**** RECORDS PROVIDED ****

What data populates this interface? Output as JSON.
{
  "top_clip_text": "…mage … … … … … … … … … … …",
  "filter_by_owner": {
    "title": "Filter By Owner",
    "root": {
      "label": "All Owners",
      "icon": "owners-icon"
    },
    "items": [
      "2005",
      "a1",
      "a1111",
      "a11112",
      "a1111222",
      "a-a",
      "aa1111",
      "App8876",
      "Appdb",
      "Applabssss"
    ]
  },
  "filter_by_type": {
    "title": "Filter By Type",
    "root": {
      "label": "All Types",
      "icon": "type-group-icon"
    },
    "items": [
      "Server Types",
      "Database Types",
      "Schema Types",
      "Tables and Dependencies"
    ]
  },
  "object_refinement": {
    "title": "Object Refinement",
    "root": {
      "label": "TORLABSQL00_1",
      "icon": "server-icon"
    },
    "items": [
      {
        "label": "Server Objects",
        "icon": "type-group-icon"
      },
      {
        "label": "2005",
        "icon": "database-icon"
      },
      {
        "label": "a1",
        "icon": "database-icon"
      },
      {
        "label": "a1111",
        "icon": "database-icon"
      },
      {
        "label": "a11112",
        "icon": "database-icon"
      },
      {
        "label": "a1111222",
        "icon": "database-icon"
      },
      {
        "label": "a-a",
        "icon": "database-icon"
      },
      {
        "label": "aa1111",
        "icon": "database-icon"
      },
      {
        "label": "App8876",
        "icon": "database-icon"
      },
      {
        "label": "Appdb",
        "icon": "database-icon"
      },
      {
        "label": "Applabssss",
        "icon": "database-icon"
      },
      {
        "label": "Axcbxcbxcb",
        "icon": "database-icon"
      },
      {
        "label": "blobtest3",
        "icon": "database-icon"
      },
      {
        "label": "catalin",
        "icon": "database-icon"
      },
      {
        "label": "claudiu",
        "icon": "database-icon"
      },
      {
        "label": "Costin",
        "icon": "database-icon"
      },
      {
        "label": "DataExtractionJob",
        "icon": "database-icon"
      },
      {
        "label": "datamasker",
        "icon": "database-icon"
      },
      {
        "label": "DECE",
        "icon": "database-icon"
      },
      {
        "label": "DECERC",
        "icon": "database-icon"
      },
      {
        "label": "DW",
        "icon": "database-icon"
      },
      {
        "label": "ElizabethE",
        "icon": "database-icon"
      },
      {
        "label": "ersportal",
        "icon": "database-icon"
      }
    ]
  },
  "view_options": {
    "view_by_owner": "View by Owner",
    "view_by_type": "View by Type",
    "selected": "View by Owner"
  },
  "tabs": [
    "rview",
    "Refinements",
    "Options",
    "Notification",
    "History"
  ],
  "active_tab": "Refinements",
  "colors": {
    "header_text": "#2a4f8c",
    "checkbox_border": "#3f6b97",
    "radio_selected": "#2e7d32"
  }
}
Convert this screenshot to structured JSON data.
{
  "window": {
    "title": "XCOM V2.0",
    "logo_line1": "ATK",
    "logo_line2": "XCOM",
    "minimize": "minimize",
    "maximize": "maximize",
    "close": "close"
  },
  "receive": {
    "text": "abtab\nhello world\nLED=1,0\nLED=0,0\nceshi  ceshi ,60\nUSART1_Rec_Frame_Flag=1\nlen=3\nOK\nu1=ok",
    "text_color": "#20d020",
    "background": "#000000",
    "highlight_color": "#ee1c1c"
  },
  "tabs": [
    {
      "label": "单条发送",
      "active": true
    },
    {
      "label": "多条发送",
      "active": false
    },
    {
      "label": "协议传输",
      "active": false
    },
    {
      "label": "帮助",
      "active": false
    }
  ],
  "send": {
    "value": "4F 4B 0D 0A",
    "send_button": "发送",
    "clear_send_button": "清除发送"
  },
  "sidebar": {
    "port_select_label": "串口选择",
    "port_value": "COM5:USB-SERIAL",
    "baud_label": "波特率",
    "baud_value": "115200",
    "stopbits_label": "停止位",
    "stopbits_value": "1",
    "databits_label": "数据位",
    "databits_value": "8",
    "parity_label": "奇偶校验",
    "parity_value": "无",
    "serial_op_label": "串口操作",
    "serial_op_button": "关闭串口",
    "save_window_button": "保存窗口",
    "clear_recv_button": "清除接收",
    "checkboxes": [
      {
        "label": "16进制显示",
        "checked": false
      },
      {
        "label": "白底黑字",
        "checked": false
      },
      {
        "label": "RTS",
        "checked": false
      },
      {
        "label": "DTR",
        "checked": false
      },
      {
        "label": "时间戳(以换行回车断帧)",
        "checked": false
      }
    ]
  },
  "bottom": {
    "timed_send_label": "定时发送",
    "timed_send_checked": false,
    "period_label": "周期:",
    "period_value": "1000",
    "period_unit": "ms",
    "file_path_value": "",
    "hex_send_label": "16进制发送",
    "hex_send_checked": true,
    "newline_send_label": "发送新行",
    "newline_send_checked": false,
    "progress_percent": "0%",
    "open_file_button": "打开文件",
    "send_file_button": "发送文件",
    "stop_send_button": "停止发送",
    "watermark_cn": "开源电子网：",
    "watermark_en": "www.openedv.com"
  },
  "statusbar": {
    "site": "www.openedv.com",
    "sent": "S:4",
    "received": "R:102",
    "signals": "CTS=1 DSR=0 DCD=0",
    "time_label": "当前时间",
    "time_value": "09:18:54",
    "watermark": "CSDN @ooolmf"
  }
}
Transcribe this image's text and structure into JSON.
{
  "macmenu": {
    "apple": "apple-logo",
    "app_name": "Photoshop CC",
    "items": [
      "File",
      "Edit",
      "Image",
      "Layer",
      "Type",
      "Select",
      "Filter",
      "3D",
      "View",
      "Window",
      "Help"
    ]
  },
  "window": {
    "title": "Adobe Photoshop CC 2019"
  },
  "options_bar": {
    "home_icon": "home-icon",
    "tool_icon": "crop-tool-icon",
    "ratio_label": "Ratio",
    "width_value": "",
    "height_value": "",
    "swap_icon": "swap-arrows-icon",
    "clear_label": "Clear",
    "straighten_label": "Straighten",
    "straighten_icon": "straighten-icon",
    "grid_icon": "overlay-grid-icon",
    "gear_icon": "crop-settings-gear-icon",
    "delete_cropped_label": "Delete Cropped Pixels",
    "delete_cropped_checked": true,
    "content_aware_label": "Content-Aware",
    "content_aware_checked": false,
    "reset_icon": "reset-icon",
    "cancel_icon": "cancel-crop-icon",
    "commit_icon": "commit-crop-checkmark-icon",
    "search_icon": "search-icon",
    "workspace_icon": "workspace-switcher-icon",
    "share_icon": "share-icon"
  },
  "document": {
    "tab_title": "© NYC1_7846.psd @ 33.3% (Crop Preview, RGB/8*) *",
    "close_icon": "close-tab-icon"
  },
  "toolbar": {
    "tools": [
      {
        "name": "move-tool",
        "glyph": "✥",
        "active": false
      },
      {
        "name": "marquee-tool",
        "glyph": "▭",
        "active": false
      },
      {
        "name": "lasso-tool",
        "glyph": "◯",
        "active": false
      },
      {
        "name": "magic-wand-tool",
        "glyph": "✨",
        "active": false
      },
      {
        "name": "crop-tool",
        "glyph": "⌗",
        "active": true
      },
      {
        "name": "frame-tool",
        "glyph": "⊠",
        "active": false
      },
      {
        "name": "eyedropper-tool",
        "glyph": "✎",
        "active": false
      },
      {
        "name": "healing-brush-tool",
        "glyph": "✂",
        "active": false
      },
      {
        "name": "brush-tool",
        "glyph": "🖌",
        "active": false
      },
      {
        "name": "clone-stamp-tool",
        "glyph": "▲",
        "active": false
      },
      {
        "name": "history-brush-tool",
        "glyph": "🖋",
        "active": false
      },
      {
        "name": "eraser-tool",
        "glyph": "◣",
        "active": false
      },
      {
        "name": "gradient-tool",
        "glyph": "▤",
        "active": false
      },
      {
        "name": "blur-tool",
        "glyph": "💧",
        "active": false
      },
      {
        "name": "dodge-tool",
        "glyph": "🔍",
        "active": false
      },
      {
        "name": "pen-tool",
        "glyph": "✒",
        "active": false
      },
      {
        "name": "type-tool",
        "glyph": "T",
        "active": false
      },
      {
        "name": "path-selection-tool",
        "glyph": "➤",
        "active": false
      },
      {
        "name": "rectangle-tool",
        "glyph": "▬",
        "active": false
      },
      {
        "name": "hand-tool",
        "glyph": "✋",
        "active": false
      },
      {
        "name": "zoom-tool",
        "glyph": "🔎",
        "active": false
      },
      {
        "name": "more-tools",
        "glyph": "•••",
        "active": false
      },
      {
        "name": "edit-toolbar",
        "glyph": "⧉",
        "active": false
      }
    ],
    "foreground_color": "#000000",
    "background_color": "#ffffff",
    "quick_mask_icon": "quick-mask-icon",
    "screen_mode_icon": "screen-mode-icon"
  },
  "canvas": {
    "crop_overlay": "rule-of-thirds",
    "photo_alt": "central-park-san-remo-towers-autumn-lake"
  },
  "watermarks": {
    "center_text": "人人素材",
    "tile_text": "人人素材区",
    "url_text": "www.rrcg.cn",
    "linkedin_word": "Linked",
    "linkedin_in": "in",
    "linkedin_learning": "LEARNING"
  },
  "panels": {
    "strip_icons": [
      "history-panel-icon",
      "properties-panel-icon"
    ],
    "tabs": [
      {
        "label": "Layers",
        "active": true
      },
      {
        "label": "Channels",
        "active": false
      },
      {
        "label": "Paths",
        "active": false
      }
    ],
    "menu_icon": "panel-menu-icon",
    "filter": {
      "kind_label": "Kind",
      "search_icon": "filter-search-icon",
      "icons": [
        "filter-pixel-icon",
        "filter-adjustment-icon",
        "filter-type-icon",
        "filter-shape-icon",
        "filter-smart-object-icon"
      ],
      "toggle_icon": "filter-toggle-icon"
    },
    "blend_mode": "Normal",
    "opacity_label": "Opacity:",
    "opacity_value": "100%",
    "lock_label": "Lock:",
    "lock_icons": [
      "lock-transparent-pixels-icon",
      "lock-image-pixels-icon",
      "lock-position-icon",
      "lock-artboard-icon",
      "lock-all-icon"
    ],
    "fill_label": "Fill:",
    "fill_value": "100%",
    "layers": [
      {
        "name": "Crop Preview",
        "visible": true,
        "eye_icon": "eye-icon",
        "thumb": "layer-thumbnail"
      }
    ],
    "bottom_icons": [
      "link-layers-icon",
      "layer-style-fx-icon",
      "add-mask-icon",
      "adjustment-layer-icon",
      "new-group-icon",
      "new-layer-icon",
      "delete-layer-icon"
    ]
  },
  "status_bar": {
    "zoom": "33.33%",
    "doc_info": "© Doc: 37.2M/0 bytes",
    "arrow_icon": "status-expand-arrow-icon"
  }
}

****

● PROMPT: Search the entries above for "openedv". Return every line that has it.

● RESPONSE TO THIS TASK:
    "watermark_en": "www.openedv.com"
    "site": "www.openedv.com",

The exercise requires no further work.